These signals must be integrated with the overall nutritional status, which ultimately steers plant growth and development, including specific organogenesis programs on root organ level. In case of root symbioses, these developmental cues need to be aligned with the perception of microbial signals and organ-wide signalling events to allow symbiotic infections of specialised root cells.
In CIBSS-A, we dissect the dynamics of the signalling complexes in the root cells that sense soil factors such as symbiotic and pathogenic bacteria In CIBSS-B, the integration of signals in roots and their propagation to shoots is explored.
In CIBSS-D, advanced imaging techniques provide insight into nanodomains in the roots of legume plants. These root structures ultimately govern interactions with symbiotic soil bacteria and ultimately, the formation of nitrogen-fixing root nodules that can enable plants to grow without fertiliser.
The integrative understanding of signalling mechanisms in plants provides the basis for transferring beneficial traits to crop plants in CIBSS-C, with the aim of engineering signalling modules in crops that enhance resilience and reduce dependence on industrial fertilisers.
Immune cells are mobile and therefore face the unique challenge of constant exposure to new signals from ever-changing surroundings. Equally remarkable is the polarity of responses of which a single immune cell is capable: stay put or migrate, attack or tolerate, live or die.
To respond appropriately and to distinguish between harmless and harmful, immune cells must integrate and contextualize signals from their environment. And the stakes are high. Failure to attack pathogens or cancer cells can result in the spread of infection or cancer. Responses that are too strong or misdirected against the body’s own cells can result in inflammation or autoimmunity.
In CIBSS A, we study how the dynamics of immune receptor assembly and clustering, as well as the integration of signals from inhibitory receptors, translates to the organismal level in the formation of both acute and long-lasting immune responses. CIBSS-B investigates the multifaceted role of metabolism in the function of immune cells. Here the central question addressed is how metabolic processes and metabolites control signal transduction and gene expression to actively shape immune cell function and fate.

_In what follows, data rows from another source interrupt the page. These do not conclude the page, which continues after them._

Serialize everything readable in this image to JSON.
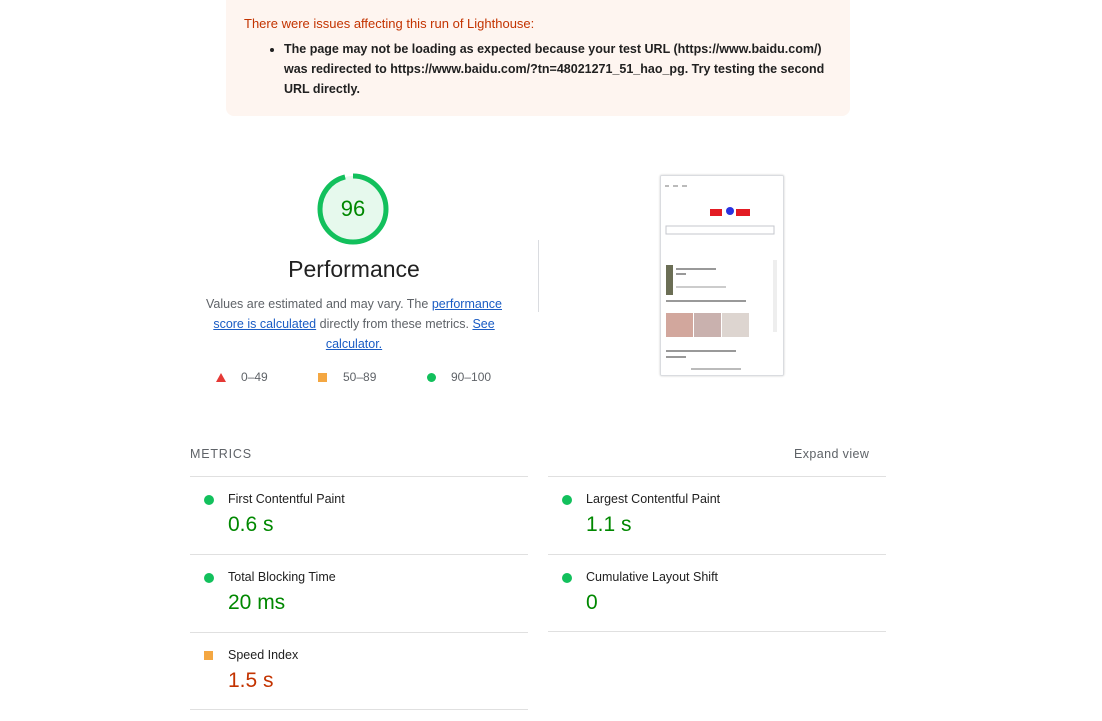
{
  "warning": {
    "title": "There were issues affecting this run of Lighthouse:",
    "items": [
      "The page may not be loading as expected because your test URL (https://www.baidu.com/) was redirected to https://www.baidu.com/?tn=48021271_51_hao_pg. Try testing the second URL directly."
    ]
  },
  "performance": {
    "score": "96",
    "title": "Performance",
    "desc_pre": "Values are estimated and may vary. The ",
    "desc_link1": "performance score is calculated",
    "desc_mid": " directly from these metrics. ",
    "desc_link2": "See calculator."
  },
  "legend": [
    {
      "range": "0–49",
      "shape": "triangle",
      "color": "#e53935"
    },
    {
      "range": "50–89",
      "shape": "square",
      "color": "#f4a742"
    },
    {
      "range": "90–100",
      "shape": "circle",
      "color": "#12c05c"
    }
  ],
  "metrics": {
    "label": "METRICS",
    "expand": "Expand view",
    "items": [
      {
        "name": "First Contentful Paint",
        "value": "0.6 s",
        "status": "pass"
      },
      {
        "name": "Largest Contentful Paint",
        "value": "1.1 s",
        "status": "pass"
      },
      {
        "name": "Total Blocking Time",
        "value": "20 ms",
        "status": "pass"
      },
      {
        "name": "Cumulative Layout Shift",
        "value": "0",
        "status": "pass"
      },
      {
        "name": "Speed Index",
        "value": "1.5 s",
        "status": "average"
      }
    ]
  },
  "colors": {
    "pass": "#12c05c",
    "average": "#f4a742",
    "fail": "#e53935"
  }
}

In CIBSS-D, high-resolution mass spectrometry will be applied to address proteome-wide changes after activation of immune signalling pathways. In CIBSS-C, we develop precision control-of-function technologies that are applied to better understand signalling dynamics of immune cell receptors. Furthermore, we harness new knowledge about immune receptor signalling to engineer improved cancer immunotherapies.